WORK INSTRUCTION ▸ Write every record out again exactly as shown below.

▼

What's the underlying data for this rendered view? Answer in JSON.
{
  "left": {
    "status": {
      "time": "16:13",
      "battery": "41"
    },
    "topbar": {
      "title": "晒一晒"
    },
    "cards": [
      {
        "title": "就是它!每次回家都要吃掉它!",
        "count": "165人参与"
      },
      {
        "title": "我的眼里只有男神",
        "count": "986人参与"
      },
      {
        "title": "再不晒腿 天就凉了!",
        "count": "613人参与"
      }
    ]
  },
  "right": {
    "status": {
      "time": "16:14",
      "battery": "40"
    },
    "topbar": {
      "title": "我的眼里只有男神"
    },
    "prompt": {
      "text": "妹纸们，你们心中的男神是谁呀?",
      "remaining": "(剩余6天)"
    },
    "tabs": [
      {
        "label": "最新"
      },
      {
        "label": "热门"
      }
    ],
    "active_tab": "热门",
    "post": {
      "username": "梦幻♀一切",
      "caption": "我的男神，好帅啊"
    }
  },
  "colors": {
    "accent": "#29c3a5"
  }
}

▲

EXERCISE RESULT ▸
What's the underlying data for this rendered view? Answer in JSON.
{
  "left": {
    "status": {
      "time": "16:13",
      "battery": "41"
    },
    "topbar": {
      "title": "晒一晒"
    },
    "cards": [
      {
        "title": "就是它!每次回家都要吃掉它!",
        "count": "165人参与"
      },
      {
        "title": "我的眼里只有男神",
        "count": "986人参与"
      },
      {
        "title": "再不晒腿 天就凉了!",
        "count": "613人参与"
      }
    ]
  },
  "right": {
    "status": {
      "time": "16:14",
      "battery": "40"
    },
    "topbar": {
      "title": "我的眼里只有男神"
    },
    "prompt": {
      "text": "妹纸们，你们心中的男神是谁呀?",
      "remaining": "(剩余6天)"
    },
    "tabs": [
      {
        "label": "最新"
      },
      {
        "label": "热门"
      }
    ],
    "active_tab": "热门",
    "post": {
      "username": "梦幻♀一切",
      "caption": "我的男神，好帅啊"
    }
  },
  "colors": {
    "accent": "#29c3a5"
  }
}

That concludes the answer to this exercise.